We stood under bright blue skies in Boston’s Fort Point neighborhood. The late Spring sun shone down on us. The morning seemed colder than it was as a light breeze blew in from Boston Harbor. Chris, the CEO of the startup I worked at, made a few introductory remarks to rile up the troops. Very quickly, the order was given to commence operations. I hoisted my pail above my head and upended it. A bucketful of ice-cold water cascaded down on me. I bit my tongue lest I let out an involuntary squeal of protest.
Those few minutes constituted the full extent of my participation in the ALS Ice-Bucket Challenge of 2014. Sure, I “liked” and commented on a few of the 2 million videos posted on social media. In general, however, giving ALS the “out of sight, out of mind” treatment seemed logical. After all, you are more likely to get hit by lightning than you are to get ALS.
ALS is so rare that only 1 in every 20,000 people will ever get it in their lifetimes.
Well, in February 2020, lightning struck our little family. After a period of worsening mobility and a series of unexplained falls, my 66-year-old Mom (who lives in India) was diagnosed with ALS. In that instant, my Mom joined the estimated 4% of the world’s population — or over 300 million people — living with a Rare Disease. Worldwide, there is no single, widely accepted definition of what constitutes a Rare Disease. There is, however, broad agreement on this:

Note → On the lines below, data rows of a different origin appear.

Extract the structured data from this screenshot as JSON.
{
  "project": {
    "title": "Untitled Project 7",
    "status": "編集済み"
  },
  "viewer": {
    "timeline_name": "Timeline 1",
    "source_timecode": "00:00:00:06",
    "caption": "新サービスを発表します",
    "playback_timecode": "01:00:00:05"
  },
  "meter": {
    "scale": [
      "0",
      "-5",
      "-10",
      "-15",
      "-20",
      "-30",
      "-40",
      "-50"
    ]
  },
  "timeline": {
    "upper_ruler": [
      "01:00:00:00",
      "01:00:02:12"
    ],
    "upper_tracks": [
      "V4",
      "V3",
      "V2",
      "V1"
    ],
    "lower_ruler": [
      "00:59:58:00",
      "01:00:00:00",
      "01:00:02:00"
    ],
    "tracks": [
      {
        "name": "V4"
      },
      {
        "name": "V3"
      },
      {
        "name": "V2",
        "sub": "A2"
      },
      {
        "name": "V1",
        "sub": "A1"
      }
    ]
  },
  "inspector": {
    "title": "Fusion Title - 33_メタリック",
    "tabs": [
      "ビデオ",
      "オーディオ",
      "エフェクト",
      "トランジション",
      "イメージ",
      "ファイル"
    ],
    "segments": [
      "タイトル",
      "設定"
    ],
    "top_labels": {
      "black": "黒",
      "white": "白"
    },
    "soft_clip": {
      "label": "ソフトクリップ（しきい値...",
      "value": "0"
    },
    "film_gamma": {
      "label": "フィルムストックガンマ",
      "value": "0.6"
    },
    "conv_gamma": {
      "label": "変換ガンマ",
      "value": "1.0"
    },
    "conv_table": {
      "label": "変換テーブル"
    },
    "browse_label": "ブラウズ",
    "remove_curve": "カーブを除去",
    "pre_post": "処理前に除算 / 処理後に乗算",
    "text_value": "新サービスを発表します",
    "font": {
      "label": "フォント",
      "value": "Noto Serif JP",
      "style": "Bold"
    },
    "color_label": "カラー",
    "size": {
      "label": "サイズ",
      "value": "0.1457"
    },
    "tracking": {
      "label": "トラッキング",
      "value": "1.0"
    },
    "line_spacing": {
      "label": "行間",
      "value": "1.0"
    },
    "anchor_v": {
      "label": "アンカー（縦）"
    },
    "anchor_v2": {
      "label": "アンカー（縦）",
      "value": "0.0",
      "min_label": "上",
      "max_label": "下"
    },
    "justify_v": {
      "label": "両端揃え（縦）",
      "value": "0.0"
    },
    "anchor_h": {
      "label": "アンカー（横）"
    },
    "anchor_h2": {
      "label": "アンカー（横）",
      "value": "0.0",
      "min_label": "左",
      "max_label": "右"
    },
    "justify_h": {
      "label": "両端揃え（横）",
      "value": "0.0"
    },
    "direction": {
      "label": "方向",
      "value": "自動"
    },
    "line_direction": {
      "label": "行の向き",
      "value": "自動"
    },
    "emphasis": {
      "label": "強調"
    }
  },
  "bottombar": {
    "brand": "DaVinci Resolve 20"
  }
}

More than 90% of the estimated 7,000 rare diseases have no known cure.
My Mom’s ALS, too, has no known cure. I quickly learned that there are only four drugs approved by the FDA that can, at best, slow progression for some patients. And then there’s this — post-diagnosis, ALS patients have an average survival time of only 3 years.

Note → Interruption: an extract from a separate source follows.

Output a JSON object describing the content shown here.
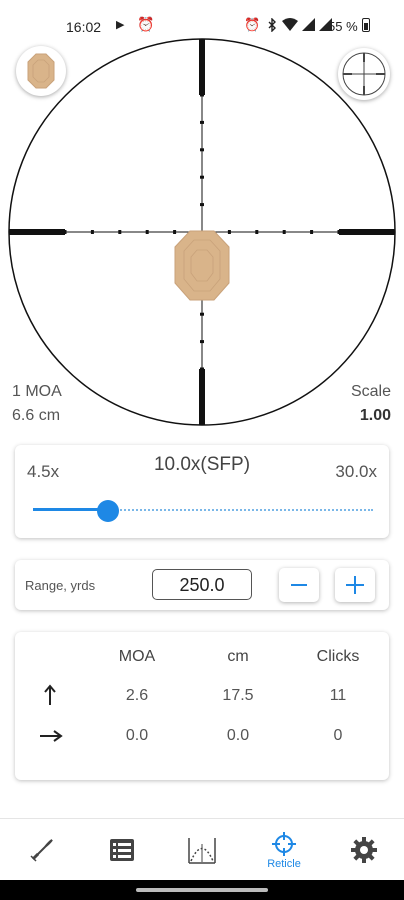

Some 45 years before I confronted the brutal facts of my mother’s ALS diagnosis, Abbey Meyers, a Mom in Long Island, NY faced something similar. Her 8-year-old son, David, was diagnosed with Tourette syndrome, another Rare Disease. Abbey quickly found herself struggling with the “orphan drug problem.” Because the populations of patients with specific Rare Diseases (like Tourette Syndrome) are small, there has historically been little incentive for pharmaceutical companies to pursue promising drugs. She turned her frustration with the lack of treatments for Rare Diseases into advocacy — over loud protests from Big Pharma.
Key points include:
- The “orphan drug” problem
- Estimated rare diseases
- Support for rare diseases
Read the full article, How India’s 70 million Rare Disease Patients Will Overcome, on Medium.